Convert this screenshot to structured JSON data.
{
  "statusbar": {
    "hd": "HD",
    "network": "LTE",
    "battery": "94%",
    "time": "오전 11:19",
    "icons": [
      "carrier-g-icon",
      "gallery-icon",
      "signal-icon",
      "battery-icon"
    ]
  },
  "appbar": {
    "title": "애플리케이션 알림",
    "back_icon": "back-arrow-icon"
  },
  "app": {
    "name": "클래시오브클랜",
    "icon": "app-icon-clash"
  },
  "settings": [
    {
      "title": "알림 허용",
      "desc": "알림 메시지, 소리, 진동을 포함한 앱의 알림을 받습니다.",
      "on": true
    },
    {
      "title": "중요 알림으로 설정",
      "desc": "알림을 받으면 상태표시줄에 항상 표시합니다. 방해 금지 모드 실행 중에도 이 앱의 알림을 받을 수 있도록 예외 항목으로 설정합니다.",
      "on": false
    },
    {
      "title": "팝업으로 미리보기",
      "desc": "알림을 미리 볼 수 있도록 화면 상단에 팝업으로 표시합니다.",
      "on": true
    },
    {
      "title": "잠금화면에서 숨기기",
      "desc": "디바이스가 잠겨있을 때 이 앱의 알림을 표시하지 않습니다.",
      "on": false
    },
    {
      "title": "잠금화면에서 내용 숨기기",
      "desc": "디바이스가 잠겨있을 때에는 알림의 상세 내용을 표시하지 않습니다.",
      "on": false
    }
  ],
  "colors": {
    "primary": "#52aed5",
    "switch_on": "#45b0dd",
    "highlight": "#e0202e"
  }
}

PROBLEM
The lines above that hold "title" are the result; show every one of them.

COMPLETED TASK
    "title": "애플리케이션 알림",
      "title": "알림 허용",
      "title": "중요 알림으로 설정",
      "title": "팝업으로 미리보기",
      "title": "잠금화면에서 숨기기",
      "title": "잠금화면에서 내용 숨기기",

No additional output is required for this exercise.